Irradiated water at Tokyo Electric Power Co.’s Fukushima plant will probably have to be dumped into the ocean after contamination is brought to safe levels, an adviser to the company’s water management task force said.
The ocean release will be necessary because water can’t be stored in tanks indefinitely at the Dai-Ichi station after being used to cool the plant’s overheating reactor fuel, Lake Barrett, a former official with the U.S. Nuclear Regulatory Commission, wrote in a Sept. 9 opinion piece posted on the website of the Bulletin of Atomic Scientists.
The article by Barrett, who’ll be advising the utility known as Tepco on water management at the site, could offer clues to its strategy for handling the 338,000 metric tons of contaminated water stored in more than 1,000 tanks at the plant. That amount is increasing by about 400 tons a day.
“Spending billions and billions of yen on building tanks to try to capture almost every drop of water on the site is unsustainable, wasteful, and counterproductive,” Barrett wrote. “I see no realistic alternative to a program that cleans up water with improved processing systems so it meets very protective Japanese release standards and then, after public discussion, conducts an independently confirmed, controlled release to the sea.”
Tepco set up the Contaminated Water and Tank Countermeasures Headquarters last month after reporting a 300 ton leak at one of the tanks, which Japan’s Nuclear Regulation Authority designated as the worst accident since the March 2011 earthquake and tsunami caused meltdowns at the site. The company is also struggling to stem the leak of contaminated groundwater into the Pacific Ocean, which the government has estimated at about 300 tons per day.
Barrett, who directed cleanup operations at Three Mile Island for the Nuclear Regulatory Commission for four years after the 1979 accident at the U.S. plant, is scheduled to meet with task force staff tomorrow to offer advice on plant decommissioning and water management, Tepco said in a Sept. 10 statement.
He didn’t immediately respond to an e-mail today asking whether his position outlined in the opinion piece represented the advice he would be giving to Tepco.
The possibility of an ocean dump of stored water after treatment was also raised last week by Nuclear Regulation Authority Chairman Shunichi Tanaka. JF Zengyoren, a union of Japanese fisheries cooperatives, later said such a discharge would be unacceptable, even if contamination levels were brought below legal limits for ocean dumping.
Fishing Groups Object
Tepco is also seeking fishermen’s groups’ permission for a pipeline that would channel groundwater around the Fukushima plant’s reactors and into the ocean to cut the volume of radioactive water it must manage.
The plan has been complicated by the detection of irradiated groundwater in an area near storage tanks that had been thought free of contaminants. Inspectors have been finding higher amounts of the contaminant tritium in the area, despite a decrease in levels of beta radiation, which includes strontium-90.
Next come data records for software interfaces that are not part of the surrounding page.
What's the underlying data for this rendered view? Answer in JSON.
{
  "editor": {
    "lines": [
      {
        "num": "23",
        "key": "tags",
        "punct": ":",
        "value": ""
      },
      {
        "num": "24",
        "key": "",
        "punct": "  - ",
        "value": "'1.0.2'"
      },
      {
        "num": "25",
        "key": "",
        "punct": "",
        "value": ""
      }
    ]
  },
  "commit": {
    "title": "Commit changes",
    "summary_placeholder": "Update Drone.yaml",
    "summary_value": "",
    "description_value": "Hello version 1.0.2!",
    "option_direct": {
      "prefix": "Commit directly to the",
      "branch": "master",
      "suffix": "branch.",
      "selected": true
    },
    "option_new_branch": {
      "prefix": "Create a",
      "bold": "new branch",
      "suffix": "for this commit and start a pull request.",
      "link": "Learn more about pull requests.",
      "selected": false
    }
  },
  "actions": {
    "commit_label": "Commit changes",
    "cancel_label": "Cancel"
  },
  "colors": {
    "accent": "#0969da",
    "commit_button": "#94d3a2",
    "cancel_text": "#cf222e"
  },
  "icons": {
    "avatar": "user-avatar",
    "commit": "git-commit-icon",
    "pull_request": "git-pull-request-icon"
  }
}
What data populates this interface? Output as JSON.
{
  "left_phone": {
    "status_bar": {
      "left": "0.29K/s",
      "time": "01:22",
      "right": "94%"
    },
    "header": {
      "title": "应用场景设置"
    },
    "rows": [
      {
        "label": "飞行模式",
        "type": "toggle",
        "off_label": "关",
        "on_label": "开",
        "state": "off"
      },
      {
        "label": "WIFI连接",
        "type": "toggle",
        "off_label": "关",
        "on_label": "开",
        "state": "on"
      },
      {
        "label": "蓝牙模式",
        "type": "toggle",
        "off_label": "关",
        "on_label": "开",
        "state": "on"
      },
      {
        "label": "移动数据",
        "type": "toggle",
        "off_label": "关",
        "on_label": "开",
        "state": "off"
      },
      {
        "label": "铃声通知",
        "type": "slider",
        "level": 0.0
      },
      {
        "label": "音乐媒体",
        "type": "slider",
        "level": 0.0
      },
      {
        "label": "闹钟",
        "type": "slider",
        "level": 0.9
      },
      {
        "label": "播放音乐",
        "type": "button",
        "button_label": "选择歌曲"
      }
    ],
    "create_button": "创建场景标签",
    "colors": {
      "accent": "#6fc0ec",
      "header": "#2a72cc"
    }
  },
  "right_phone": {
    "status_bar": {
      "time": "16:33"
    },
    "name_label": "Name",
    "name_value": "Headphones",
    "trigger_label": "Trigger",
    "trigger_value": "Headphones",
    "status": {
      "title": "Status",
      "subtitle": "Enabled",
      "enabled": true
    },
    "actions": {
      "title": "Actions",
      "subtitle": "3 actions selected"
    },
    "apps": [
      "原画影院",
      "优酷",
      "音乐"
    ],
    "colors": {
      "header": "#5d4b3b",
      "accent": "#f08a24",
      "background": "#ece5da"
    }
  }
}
Beta radiation levels at one well near the tank where last month’s leak occurred fell from 3,200 bequerels per liter on Sept. 8 to 2,000 bequerels on Sept. 10, while tritium levels surged from 4,200 bequerels to 64,000 bequerels to exceed safety guidelines, Mayumi Yoshida, a Tepco spokeswoman, said today by phone.
Safety limits covering sea water near the plant require levels of strontium-90 to remain below 30 bequerels, while tritium must stay below 60,000 bequerels. The company was investigating why levels of one were rising while others declined. Strontium-90 has been linked to bone cancer
Tepco needs local fishermen to approve their plan to pump groundwater flowing toward the plant directly into the ocean. The objective is to cut the quantity of water flooding reactor building basements. Since the groundwater would pass through the plant’s tank areas before entering the bypass system’s intake wells, the tainted water could pose a contamination risk, Tepco has said.
Beta radiation levels of 9,500 bequerels per liter were found at a monitoring well yesterday near the plant’s No. 1 turbine building in a separate area of the plant from the tanks, Tepco said today in a statement.
The newly dug well was tested as part of Tepco’s efforts to find the source of contamination in water flooding a sub-drain system designed to keep some groundwater out of reactor basements, Yoshida said. The company hopes by March 2015 to restore the system, which was damaged in the 2011 disaster, she said.
With the bypass pipe and sub-drain system in operation, the utility would be able to reduce the amount of groundwater entering the reactor basements from 400 tons per day to about 50 tons, Yoshida said.